'''
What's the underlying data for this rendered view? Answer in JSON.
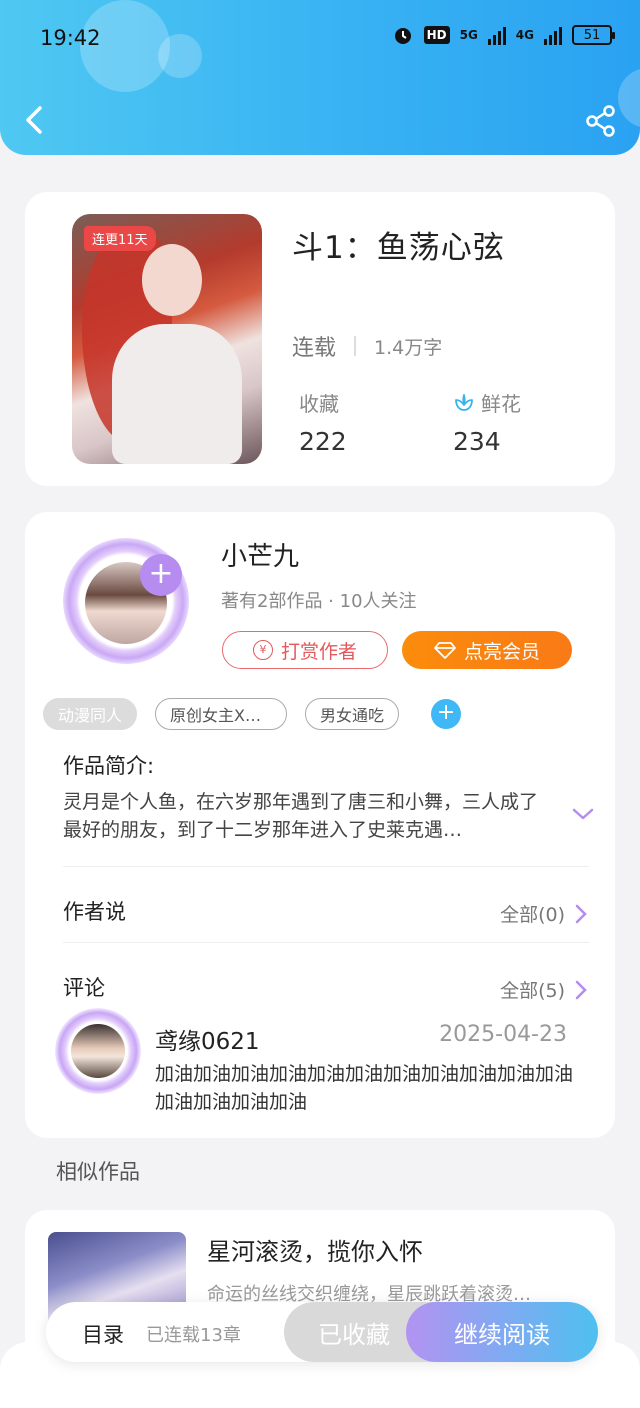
{
  "status_bar": {
    "time": "19:42",
    "hd": "HD",
    "net1": "5G",
    "net2": "4G",
    "battery": "51"
  },
  "header": {
    "back_icon": "chevron-left-icon",
    "share_icon": "share-icon"
  },
  "book": {
    "cover_badge": "连更11天",
    "title": "斗1：鱼荡心弦",
    "status": "连载",
    "word_count": "1.4万字",
    "favorites_label": "收藏",
    "favorites_value": "222",
    "flowers_label": "鲜花",
    "flowers_value": "234"
  },
  "author": {
    "name": "小芒九",
    "meta": "著有2部作品 · 10人关注",
    "follow_symbol": "+",
    "tip_label": "打赏作者",
    "tip_coin": "¥",
    "vip_label": "点亮会员"
  },
  "tags": [
    "动漫同人",
    "原创女主X…",
    "男女通吃"
  ],
  "tag_add_symbol": "+",
  "intro": {
    "title": "作品简介:",
    "text": "灵月是个人鱼，在六岁那年遇到了唐三和小舞，三人成了最好的朋友，到了十二岁那年进入了史莱克遇…"
  },
  "author_says": {
    "title": "作者说",
    "more": "全部(0)"
  },
  "comments": {
    "title": "评论",
    "more": "全部(5)",
    "items": [
      {
        "user": "鸢缘0621",
        "date": "2025-04-23",
        "text": "加油加油加油加油加油加油加油加油加油加油加油加油加油加油加油"
      }
    ]
  },
  "similar": {
    "title": "相似作品",
    "items": [
      {
        "title": "星河滚烫，揽你入怀",
        "desc": "命运的丝线交织缠绕，星辰跳跃着滚烫…"
      }
    ]
  },
  "bottom_bar": {
    "toc": "目录",
    "chapter_count": "已连载13章",
    "favorite_btn": "已收藏",
    "read_btn": "继续阅读"
  },
  "colors": {
    "accent": "#38b2f3",
    "vip": "#fb8c0c",
    "tip": "#e5585c",
    "follow": "#b68cf0"
  }
}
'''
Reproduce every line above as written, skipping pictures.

# Written response
What's the underlying data for this rendered view? Answer in JSON.
{
  "status_bar": {
    "time": "19:42",
    "hd": "HD",
    "net1": "5G",
    "net2": "4G",
    "battery": "51"
  },
  "header": {
    "back_icon": "chevron-left-icon",
    "share_icon": "share-icon"
  },
  "book": {
    "cover_badge": "连更11天",
    "title": "斗1：鱼荡心弦",
    "status": "连载",
    "word_count": "1.4万字",
    "favorites_label": "收藏",
    "favorites_value": "222",
    "flowers_label": "鲜花",
    "flowers_value": "234"
  },
  "author": {
    "name": "小芒九",
    "meta": "著有2部作品 · 10人关注",
    "follow_symbol": "+",
    "tip_label": "打赏作者",
    "tip_coin": "¥",
    "vip_label": "点亮会员"
  },
  "tags": [
    "动漫同人",
    "原创女主X…",
    "男女通吃"
  ],
  "tag_add_symbol": "+",
  "intro": {
    "title": "作品简介:",
    "text": "灵月是个人鱼，在六岁那年遇到了唐三和小舞，三人成了最好的朋友，到了十二岁那年进入了史莱克遇…"
  },
  "author_says": {
    "title": "作者说",
    "more": "全部(0)"
  },
  "comments": {
    "title": "评论",
    "more": "全部(5)",
    "items": [
      {
        "user": "鸢缘0621",
        "date": "2025-04-23",
        "text": "加油加油加油加油加油加油加油加油加油加油加油加油加油加油加油"
      }
    ]
  },
  "similar": {
    "title": "相似作品",
    "items": [
      {
        "title": "星河滚烫，揽你入怀",
        "desc": "命运的丝线交织缠绕，星辰跳跃着滚烫…"
      }
    ]
  },
  "bottom_bar": {
    "toc": "目录",
    "chapter_count": "已连载13章",
    "favorite_btn": "已收藏",
    "read_btn": "继续阅读"
  },
  "colors": {
    "accent": "#38b2f3",
    "vip": "#fb8c0c",
    "tip": "#e5585c",
    "follow": "#b68cf0"
  }
}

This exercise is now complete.